Those are big buts, but I think the best buts in the Bible are found in the Psalms.

How long will you hide your face from me?
But I trust in your unfailing love. (Ps. 13)

My life is consumed by anguish…
But I trust in you. (Ps. 31)

The arrogant are attacking me, O God…
But you, O Lord, are compassionate and gracious. (Ps. 86)

If you kept a record of sins, who could stand?
But with you there is forgiveness. (Ps. 130)

but

My favorite word in the Bible that starts with B is BUT.

A is for All

Since I’m milking this whole alphabet theme for all it’s worth, I thought I’d take it one step further. I’m going to share some of my favorite words (in English) in the Bible.

Here are the rules:
1) Go alphabetically, but leave out k, q, x, and z, to keep in step with the 22 letter Hebrew alphabet. Besides, there are no words in the Bible that start with X, except for King Xerxes, and he was not a favorite.
2) Use only small words, four letters or less.
3) Change the rules when necessary.

A is for ALL

The Bible is full of absolute words: all, every, always, never, only, whosoever. None of God’s promises contain words like sometimes, maybe, usually, probably, on the off-chance, once-in-a-while. He is not a now-and-then, half-and-half God. He proved He is “all in” when He sent His Son as a sacrifice to rescue us. “He who did not spare his own Son, but gave him up for us all — how will he not also, along with him, graciously give us all things?” (Rom. 8:32)

Just think how differently the Holy Scriptures would sound if the word “all” was exchanged for less comprehensive words.
And we know that in SOME things God works for the good…  (Rom. 8:28)
I PROBABLY won’t leave you or forsake you…..  (Heb. 13:5)
I will be with you SOMETIMES, MAYBE to the end of the age…..  (Matt. 28:20)
My God will meet A FEW of your needs ONCE-IN-A-WHILE…. (Phil. 4:19)

Instead, we get promises like this: “And God is able to make ALL grace abound to you, so that in ALL things, at ALL times, having ALL that you need, you will abound in EVERY good work.” (2 Cor. 9:8)

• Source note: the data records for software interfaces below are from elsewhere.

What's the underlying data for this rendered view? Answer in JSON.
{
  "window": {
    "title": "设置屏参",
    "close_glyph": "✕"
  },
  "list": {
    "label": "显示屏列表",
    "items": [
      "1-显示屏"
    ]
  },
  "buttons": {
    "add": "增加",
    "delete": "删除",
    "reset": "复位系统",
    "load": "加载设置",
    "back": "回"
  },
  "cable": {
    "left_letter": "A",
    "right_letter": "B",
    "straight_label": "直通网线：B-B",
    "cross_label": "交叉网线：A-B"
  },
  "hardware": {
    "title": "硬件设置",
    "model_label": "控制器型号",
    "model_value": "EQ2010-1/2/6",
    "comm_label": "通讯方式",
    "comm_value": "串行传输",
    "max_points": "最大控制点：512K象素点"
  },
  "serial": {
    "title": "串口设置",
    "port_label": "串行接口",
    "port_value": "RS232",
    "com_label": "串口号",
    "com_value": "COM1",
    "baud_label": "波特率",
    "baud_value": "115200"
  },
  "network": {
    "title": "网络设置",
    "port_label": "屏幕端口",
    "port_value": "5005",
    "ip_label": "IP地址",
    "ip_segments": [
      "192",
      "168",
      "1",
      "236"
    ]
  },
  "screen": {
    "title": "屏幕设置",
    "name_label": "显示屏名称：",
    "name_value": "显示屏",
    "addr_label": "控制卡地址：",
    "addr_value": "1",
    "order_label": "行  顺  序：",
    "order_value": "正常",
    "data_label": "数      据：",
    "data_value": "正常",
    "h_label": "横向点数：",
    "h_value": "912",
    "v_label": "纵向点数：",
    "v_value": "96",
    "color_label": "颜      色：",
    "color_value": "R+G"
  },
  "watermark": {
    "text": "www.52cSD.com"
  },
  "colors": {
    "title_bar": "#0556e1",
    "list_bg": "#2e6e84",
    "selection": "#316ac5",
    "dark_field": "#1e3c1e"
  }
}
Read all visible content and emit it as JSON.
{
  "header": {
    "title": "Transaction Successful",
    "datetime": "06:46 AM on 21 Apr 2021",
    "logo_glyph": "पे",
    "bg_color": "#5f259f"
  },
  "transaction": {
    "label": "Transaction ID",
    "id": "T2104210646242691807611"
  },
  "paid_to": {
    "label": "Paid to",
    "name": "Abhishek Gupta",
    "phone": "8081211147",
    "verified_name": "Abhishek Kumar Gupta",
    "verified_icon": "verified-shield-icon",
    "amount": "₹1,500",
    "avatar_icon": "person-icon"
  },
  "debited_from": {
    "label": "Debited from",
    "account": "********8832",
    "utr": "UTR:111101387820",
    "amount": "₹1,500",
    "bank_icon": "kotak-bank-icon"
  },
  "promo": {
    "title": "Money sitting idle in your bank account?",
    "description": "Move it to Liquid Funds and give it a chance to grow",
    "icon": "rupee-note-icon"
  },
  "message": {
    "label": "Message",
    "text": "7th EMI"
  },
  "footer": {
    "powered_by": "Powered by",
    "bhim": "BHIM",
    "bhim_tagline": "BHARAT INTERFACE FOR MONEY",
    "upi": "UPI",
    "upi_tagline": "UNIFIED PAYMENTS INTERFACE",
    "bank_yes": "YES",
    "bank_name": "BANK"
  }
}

When PB and I stood before our family and friends on our wedding day, we made some absolute promises that are still in effect 40 years later. The only limit put on those vows was “until death do us part”. If I had said, “I’ll love and cherish you for a while…” or “Yes to the ‘for better, for richer, in health’ part, but about that ‘for worse, for poorer, in sickness’ part — well, we’ll see”. Those half-hearted vows would’ve left gaping loopholes for a quick escape when the worst day came or the financial trouble arrived or the serious diagnosis showed up. Words like that sound less like a promise and more like a business deal, made to protect the interests of the parties involved.

Will Parker sang to Ado Annie in the Broadway musical Oklahoma, “With me it’s all er nuthin’! Is it all er nuthin’ with you?” God makes His intentions clear in His Word — He holds nothing back, He makes promises that will be kept, and His love is all-encompassing. He’s an ALL kind of God. And He is calling for our “all er nuthin'” devotion.

When Jesus was asked, “Of all the commandments, which is the most important?” He didn’t have to stop to think about it. He didn’t go over the 613 Old Testament laws in His mind or even refer to the Big 10. He responded,  “Love the Lord your God with all your heart and with all your soul and with all your mind and with all your strength.” (Mark 12:30) Jesus didn’t say “Obey the Lord your God with all your heart…” or “Serve the Lord your God with all your strength…” or “Live your best life with all your soul….” 

Just love, with all you’ve got.

all

My favorite word in the Bible that starts with “A” is ALL.

If you need to catch up:
Intro – The Long Song
Monday – Stanza A
Tuesday – Long Song Study, Part A
Wednesday – Aleph